Among the lines of the records, please find those that contain the word "Esclarecimentos" and copy them.

**Materials provided:**
————————

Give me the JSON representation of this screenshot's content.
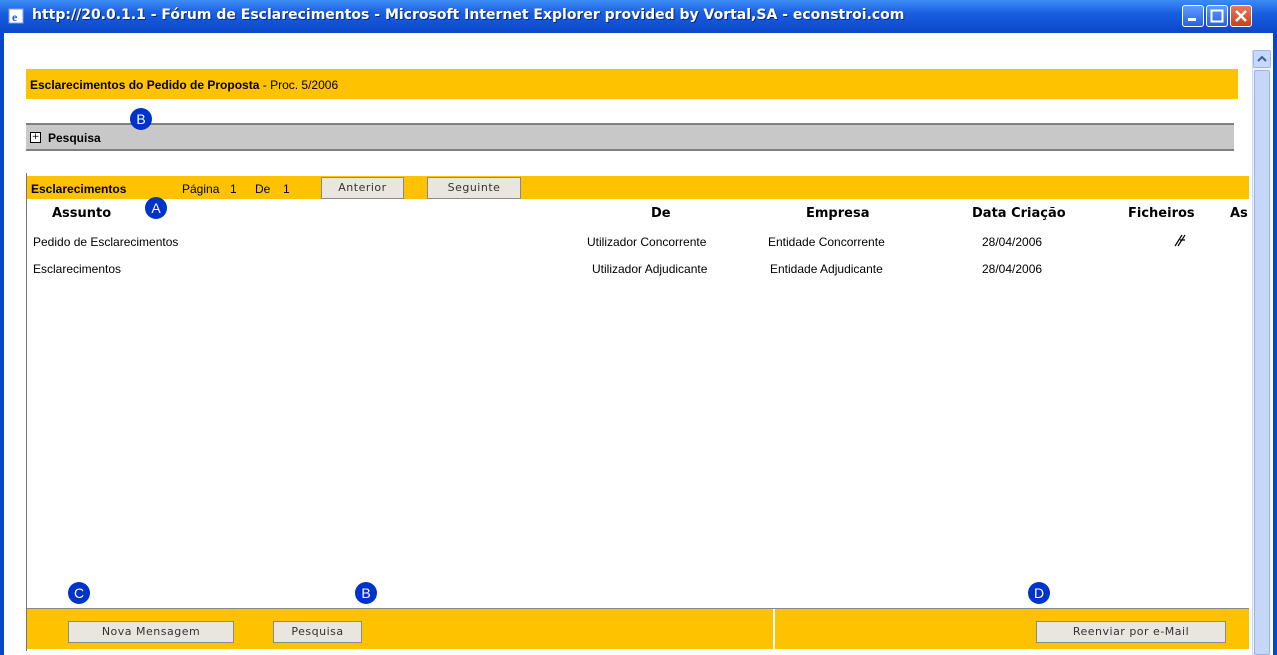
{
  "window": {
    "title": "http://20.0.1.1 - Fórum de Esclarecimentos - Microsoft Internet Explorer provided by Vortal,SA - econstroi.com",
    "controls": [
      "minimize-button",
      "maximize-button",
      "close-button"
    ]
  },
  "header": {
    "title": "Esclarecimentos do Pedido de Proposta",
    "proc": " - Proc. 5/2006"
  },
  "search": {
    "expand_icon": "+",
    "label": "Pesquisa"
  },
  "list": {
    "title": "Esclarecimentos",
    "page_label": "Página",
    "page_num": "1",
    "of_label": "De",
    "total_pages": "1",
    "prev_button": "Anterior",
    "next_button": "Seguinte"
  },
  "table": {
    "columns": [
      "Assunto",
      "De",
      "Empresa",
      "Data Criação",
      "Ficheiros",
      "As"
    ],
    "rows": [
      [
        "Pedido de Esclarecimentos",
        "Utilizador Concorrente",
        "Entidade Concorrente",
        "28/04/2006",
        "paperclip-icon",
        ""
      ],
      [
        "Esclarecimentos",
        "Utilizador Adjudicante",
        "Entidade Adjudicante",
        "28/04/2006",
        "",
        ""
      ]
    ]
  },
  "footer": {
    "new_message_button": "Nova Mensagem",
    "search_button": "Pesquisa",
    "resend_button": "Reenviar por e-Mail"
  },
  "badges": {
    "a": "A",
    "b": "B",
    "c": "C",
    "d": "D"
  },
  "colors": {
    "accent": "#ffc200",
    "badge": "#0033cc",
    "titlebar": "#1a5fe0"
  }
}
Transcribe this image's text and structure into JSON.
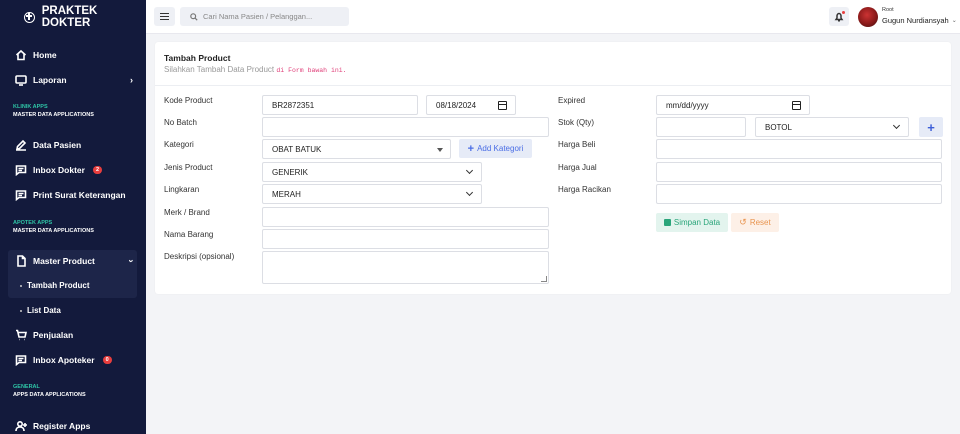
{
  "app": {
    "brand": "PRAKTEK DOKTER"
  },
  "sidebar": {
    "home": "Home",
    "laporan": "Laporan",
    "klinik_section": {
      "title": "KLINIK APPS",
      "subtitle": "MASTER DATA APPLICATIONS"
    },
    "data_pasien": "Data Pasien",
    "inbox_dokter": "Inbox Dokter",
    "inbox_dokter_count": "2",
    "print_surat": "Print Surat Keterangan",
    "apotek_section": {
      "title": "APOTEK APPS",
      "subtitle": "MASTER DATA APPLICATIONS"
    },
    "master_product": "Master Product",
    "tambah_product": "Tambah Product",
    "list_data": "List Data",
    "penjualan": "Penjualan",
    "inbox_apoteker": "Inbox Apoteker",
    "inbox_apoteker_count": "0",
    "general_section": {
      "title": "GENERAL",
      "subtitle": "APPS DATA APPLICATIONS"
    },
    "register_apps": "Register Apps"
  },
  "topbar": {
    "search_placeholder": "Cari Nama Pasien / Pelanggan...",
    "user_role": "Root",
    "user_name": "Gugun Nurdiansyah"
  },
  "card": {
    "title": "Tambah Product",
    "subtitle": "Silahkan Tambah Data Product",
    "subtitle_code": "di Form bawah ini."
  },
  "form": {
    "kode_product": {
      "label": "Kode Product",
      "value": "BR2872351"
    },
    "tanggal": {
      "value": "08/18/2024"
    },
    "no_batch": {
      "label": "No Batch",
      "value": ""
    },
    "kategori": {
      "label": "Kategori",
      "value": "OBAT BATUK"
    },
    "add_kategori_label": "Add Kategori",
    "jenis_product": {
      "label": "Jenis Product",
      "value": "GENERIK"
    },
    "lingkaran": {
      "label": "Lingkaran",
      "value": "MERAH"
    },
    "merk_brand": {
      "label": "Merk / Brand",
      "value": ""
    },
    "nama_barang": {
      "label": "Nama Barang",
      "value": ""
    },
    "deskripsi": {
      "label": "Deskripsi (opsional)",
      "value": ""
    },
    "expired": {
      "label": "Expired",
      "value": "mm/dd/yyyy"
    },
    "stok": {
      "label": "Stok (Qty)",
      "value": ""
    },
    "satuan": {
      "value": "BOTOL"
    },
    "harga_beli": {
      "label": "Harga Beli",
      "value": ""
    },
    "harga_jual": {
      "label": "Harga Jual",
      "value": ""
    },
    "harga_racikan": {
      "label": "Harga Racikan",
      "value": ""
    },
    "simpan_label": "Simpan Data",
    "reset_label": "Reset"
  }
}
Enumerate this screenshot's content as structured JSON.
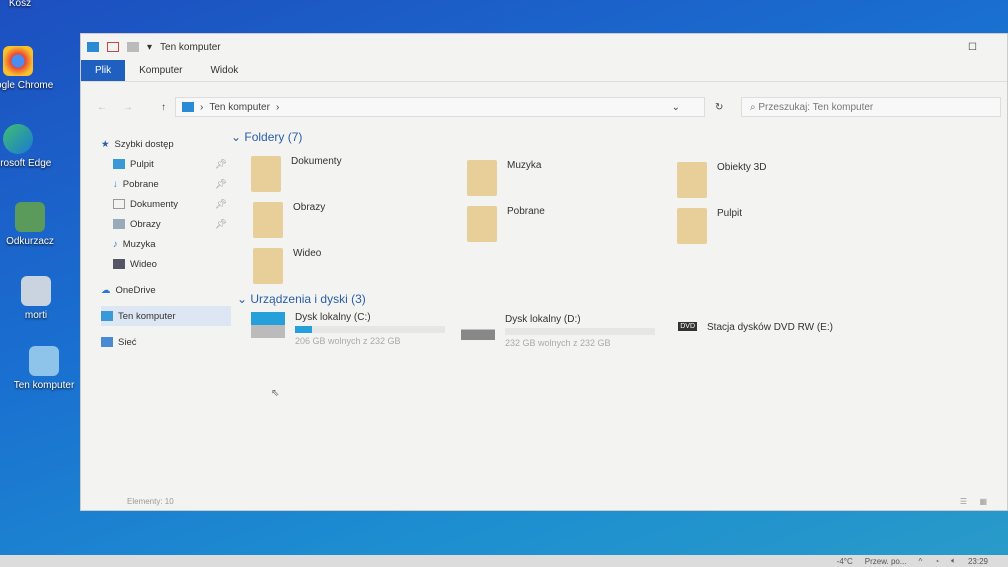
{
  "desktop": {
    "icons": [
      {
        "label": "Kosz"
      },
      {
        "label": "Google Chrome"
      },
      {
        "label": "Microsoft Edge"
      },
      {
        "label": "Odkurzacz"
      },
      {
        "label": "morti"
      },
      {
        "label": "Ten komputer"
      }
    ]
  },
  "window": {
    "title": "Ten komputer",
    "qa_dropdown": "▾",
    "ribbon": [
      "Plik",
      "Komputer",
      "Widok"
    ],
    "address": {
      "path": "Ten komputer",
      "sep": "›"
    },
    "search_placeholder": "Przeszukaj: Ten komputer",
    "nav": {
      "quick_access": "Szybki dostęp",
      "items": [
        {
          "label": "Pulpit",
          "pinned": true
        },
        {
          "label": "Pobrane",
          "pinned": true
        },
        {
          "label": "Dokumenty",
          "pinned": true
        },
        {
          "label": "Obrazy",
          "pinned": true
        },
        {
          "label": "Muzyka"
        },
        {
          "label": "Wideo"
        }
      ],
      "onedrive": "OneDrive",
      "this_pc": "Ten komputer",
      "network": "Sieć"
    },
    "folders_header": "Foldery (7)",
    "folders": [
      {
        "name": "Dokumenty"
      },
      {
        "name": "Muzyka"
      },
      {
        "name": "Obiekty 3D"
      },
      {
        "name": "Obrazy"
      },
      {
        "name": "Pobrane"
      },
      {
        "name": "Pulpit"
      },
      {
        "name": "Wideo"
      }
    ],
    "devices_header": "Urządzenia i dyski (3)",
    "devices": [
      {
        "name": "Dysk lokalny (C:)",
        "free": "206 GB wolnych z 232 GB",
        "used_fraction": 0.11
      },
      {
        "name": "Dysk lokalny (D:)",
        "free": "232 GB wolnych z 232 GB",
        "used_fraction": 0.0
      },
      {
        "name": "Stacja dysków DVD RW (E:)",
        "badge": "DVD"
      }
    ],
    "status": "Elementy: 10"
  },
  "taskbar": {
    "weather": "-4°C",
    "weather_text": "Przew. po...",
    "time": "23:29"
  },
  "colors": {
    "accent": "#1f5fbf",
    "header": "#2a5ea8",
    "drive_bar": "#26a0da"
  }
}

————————

**Exercise response:**
    "title": "http://20.0.1.1 - Fórum de Esclarecimentos - Microsoft Internet Explorer provided by Vortal,SA - econstroi.com",
    "title": "Esclarecimentos do Pedido de Proposta",
    "title": "Esclarecimentos",
        "Pedido de Esclarecimentos",
        "Esclarecimentos",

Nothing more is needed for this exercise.